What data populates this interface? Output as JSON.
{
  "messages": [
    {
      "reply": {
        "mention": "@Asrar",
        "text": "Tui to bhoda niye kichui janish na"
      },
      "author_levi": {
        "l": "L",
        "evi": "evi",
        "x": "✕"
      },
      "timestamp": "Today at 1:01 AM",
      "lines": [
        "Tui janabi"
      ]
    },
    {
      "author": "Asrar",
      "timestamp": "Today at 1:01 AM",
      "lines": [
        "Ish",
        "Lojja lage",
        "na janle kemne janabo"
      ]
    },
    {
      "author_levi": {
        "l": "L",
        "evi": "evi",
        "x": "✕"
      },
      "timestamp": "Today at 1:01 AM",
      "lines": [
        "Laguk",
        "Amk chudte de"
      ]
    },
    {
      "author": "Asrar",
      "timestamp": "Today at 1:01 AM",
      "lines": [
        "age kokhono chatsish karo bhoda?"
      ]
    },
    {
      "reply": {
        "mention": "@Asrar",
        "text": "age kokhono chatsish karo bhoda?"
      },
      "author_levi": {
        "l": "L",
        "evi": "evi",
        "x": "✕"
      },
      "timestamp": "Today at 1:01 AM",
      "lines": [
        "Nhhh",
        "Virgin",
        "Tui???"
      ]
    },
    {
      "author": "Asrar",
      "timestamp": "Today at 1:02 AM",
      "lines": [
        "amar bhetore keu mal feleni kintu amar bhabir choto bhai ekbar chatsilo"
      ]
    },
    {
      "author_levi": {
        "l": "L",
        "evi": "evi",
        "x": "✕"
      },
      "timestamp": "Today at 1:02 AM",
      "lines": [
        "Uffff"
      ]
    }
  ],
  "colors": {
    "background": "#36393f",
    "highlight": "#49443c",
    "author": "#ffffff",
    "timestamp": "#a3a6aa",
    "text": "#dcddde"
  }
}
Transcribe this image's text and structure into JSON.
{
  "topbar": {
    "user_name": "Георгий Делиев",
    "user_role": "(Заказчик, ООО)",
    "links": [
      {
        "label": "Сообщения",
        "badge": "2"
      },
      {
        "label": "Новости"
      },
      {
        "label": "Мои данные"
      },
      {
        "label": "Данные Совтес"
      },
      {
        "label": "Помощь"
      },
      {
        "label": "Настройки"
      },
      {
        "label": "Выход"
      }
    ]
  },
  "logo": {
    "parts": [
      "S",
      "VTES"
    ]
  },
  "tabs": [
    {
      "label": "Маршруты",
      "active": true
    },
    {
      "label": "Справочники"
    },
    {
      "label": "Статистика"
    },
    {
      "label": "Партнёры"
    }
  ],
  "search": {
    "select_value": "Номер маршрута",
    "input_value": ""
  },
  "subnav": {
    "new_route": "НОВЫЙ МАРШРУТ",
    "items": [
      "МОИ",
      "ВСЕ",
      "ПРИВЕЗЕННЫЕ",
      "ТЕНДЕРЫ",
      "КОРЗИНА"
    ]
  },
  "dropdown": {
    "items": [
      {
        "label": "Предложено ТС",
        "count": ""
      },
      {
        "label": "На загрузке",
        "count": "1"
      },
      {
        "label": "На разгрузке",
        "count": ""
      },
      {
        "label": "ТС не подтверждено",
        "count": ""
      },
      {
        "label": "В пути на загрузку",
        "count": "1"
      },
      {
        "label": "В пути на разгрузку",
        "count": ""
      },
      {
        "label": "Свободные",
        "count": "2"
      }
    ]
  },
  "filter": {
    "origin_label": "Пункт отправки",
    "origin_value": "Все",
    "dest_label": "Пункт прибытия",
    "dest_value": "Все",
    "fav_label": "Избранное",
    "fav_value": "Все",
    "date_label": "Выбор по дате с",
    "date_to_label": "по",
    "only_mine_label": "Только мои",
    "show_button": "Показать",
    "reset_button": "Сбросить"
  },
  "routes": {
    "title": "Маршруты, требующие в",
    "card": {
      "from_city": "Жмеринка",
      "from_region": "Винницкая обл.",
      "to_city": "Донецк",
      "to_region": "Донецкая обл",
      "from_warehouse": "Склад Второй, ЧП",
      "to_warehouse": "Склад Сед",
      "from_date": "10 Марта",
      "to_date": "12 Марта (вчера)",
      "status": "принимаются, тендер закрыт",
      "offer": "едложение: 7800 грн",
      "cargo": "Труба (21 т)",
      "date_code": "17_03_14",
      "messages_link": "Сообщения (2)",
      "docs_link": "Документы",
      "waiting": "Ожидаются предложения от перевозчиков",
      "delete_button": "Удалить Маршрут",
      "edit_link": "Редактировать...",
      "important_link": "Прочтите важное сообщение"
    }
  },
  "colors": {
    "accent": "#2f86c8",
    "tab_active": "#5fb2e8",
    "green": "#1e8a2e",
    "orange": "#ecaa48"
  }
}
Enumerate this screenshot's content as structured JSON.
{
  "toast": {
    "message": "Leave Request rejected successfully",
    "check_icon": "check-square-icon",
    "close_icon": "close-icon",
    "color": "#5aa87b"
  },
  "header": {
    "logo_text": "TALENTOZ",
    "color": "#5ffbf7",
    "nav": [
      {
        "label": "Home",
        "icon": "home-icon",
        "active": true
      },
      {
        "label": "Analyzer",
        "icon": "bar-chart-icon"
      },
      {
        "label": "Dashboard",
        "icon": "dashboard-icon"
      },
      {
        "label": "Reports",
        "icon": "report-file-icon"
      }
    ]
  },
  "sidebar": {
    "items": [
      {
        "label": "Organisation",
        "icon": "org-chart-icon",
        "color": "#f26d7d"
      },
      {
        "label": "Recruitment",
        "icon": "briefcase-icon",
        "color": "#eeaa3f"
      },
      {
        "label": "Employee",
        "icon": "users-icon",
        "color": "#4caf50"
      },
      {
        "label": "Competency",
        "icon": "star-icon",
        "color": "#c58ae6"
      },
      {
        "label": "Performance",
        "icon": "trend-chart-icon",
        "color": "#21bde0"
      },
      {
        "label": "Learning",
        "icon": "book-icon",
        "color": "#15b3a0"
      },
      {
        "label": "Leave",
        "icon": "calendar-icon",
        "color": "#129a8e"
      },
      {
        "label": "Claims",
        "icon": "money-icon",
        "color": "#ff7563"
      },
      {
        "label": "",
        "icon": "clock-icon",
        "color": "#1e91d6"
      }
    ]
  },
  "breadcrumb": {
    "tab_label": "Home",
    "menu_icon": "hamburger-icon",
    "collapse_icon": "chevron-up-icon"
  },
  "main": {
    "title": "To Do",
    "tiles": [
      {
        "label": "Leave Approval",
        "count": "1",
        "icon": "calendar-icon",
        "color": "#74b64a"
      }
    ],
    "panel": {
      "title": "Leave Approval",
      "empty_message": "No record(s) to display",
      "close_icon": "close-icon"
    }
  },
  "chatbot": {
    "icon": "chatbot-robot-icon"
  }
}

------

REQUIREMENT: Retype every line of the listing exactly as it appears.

WORKED SOLUTION:
What data populates this interface? Output as JSON.
{
  "messages": [
    {
      "reply": {
        "mention": "@Asrar",
        "text": "Tui to bhoda niye kichui janish na"
      },
      "author_levi": {
        "l": "L",
        "evi": "evi",
        "x": "✕"
      },
      "timestamp": "Today at 1:01 AM",
      "lines": [
        "Tui janabi"
      ]
    },
    {
      "author": "Asrar",
      "timestamp": "Today at 1:01 AM",
      "lines": [
        "Ish",
        "Lojja lage",
        "na janle kemne janabo"
      ]
    },
    {
      "author_levi": {
        "l": "L",
        "evi": "evi",
        "x": "✕"
      },
      "timestamp": "Today at 1:01 AM",
      "lines": [
        "Laguk",
        "Amk chudte de"
      ]
    },
    {
      "author": "Asrar",
      "timestamp": "Today at 1:01 AM",
      "lines": [
        "age kokhono chatsish karo bhoda?"
      ]
    },
    {
      "reply": {
        "mention": "@Asrar",
        "text": "age kokhono chatsish karo bhoda?"
      },
      "author_levi": {
        "l": "L",
        "evi": "evi",
        "x": "✕"
      },
      "timestamp": "Today at 1:01 AM",
      "lines": [
        "Nhhh",
        "Virgin",
        "Tui???"
      ]
    },
    {
      "author": "Asrar",
      "timestamp": "Today at 1:02 AM",
      "lines": [
        "amar bhetore keu mal feleni kintu amar bhabir choto bhai ekbar chatsilo"
      ]
    },
    {
      "author_levi": {
        "l": "L",
        "evi": "evi",
        "x": "✕"
      },
      "timestamp": "Today at 1:02 AM",
      "lines": [
        "Uffff"
      ]
    }
  ],
  "colors": {
    "background": "#36393f",
    "highlight": "#49443c",
    "author": "#ffffff",
    "timestamp": "#a3a6aa",
    "text": "#dcddde"
  }
}
Transcribe this image's text and structure into JSON.
{
  "topbar": {
    "user_name": "Георгий Делиев",
    "user_role": "(Заказчик, ООО)",
    "links": [
      {
        "label": "Сообщения",
        "badge": "2"
      },
      {
        "label": "Новости"
      },
      {
        "label": "Мои данные"
      },
      {
        "label": "Данные Совтес"
      },
      {
        "label": "Помощь"
      },
      {
        "label": "Настройки"
      },
      {
        "label": "Выход"
      }
    ]
  },
  "logo": {
    "parts": [
      "S",
      "VTES"
    ]
  },
  "tabs": [
    {
      "label": "Маршруты",
      "active": true
    },
    {
      "label": "Справочники"
    },
    {
      "label": "Статистика"
    },
    {
      "label": "Партнёры"
    }
  ],
  "search": {
    "select_value": "Номер маршрута",
    "input_value": ""
  },
  "subnav": {
    "new_route": "НОВЫЙ МАРШРУТ",
    "items": [
      "МОИ",
      "ВСЕ",
      "ПРИВЕЗЕННЫЕ",
      "ТЕНДЕРЫ",
      "КОРЗИНА"
    ]
  },
  "dropdown": {
    "items": [
      {
        "label": "Предложено ТС",
        "count": ""
      },
      {
        "label": "На загрузке",
        "count": "1"
      },
      {
        "label": "На разгрузке",
        "count": ""
      },
      {
        "label": "ТС не подтверждено",
        "count": ""
      },
      {
        "label": "В пути на загрузку",
        "count": "1"
      },
      {
        "label": "В пути на разгрузку",
        "count": ""
      },
      {
        "label": "Свободные",
        "count": "2"
      }
    ]
  },
  "filter": {
    "origin_label": "Пункт отправки",
    "origin_value": "Все",
    "dest_label": "Пункт прибытия",
    "dest_value": "Все",
    "fav_label": "Избранное",
    "fav_value": "Все",
    "date_label": "Выбор по дате с",
    "date_to_label": "по",
    "only_mine_label": "Только мои",
    "show_button": "Показать",
    "reset_button": "Сбросить"
  },
  "routes": {
    "title": "Маршруты, требующие в",
    "card": {
      "from_city": "Жмеринка",
      "from_region": "Винницкая обл.",
      "to_city": "Донецк",
      "to_region": "Донецкая обл",
      "from_warehouse": "Склад Второй, ЧП",
      "to_warehouse": "Склад Сед",
      "from_date": "10 Марта",
      "to_date": "12 Марта (вчера)",
      "status": "принимаются, тендер закрыт",
      "offer": "едложение: 7800 грн",
      "cargo": "Труба (21 т)",
      "date_code": "17_03_14",
      "messages_link": "Сообщения (2)",
      "docs_link": "Документы",
      "waiting": "Ожидаются предложения от перевозчиков",
      "delete_button": "Удалить Маршрут",
      "edit_link": "Редактировать...",
      "important_link": "Прочтите важное сообщение"
    }
  },
  "colors": {
    "accent": "#2f86c8",
    "tab_active": "#5fb2e8",
    "green": "#1e8a2e",
    "orange": "#ecaa48"
  }
}
Enumerate this screenshot's content as structured JSON.
{
  "toast": {
    "message": "Leave Request rejected successfully",
    "check_icon": "check-square-icon",
    "close_icon": "close-icon",
    "color": "#5aa87b"
  },
  "header": {
    "logo_text": "TALENTOZ",
    "color": "#5ffbf7",
    "nav": [
      {
        "label": "Home",
        "icon": "home-icon",
        "active": true
      },
      {
        "label": "Analyzer",
        "icon": "bar-chart-icon"
      },
      {
        "label": "Dashboard",
        "icon": "dashboard-icon"
      },
      {
        "label": "Reports",
        "icon": "report-file-icon"
      }
    ]
  },
  "sidebar": {
    "items": [
      {
        "label": "Organisation",
        "icon": "org-chart-icon",
        "color": "#f26d7d"
      },
      {
        "label": "Recruitment",
        "icon": "briefcase-icon",
        "color": "#eeaa3f"
      },
      {
        "label": "Employee",
        "icon": "users-icon",
        "color": "#4caf50"
      },
      {
        "label": "Competency",
        "icon": "star-icon",
        "color": "#c58ae6"
      },
      {
        "label": "Performance",
        "icon": "trend-chart-icon",
        "color": "#21bde0"
      },
      {
        "label": "Learning",
        "icon": "book-icon",
        "color": "#15b3a0"
      },
      {
        "label": "Leave",
        "icon": "calendar-icon",
        "color": "#129a8e"
      },
      {
        "label": "Claims",
        "icon": "money-icon",
        "color": "#ff7563"
      },
      {
        "label": "",
        "icon": "clock-icon",
        "color": "#1e91d6"
      }
    ]
  },
  "breadcrumb": {
    "tab_label": "Home",
    "menu_icon": "hamburger-icon",
    "collapse_icon": "chevron-up-icon"
  },
  "main": {
    "title": "To Do",
    "tiles": [
      {
        "label": "Leave Approval",
        "count": "1",
        "icon": "calendar-icon",
        "color": "#74b64a"
      }
    ],
    "panel": {
      "title": "Leave Approval",
      "empty_message": "No record(s) to display",
      "close_icon": "close-icon"
    }
  },
  "chatbot": {
    "icon": "chatbot-robot-icon"
  }
}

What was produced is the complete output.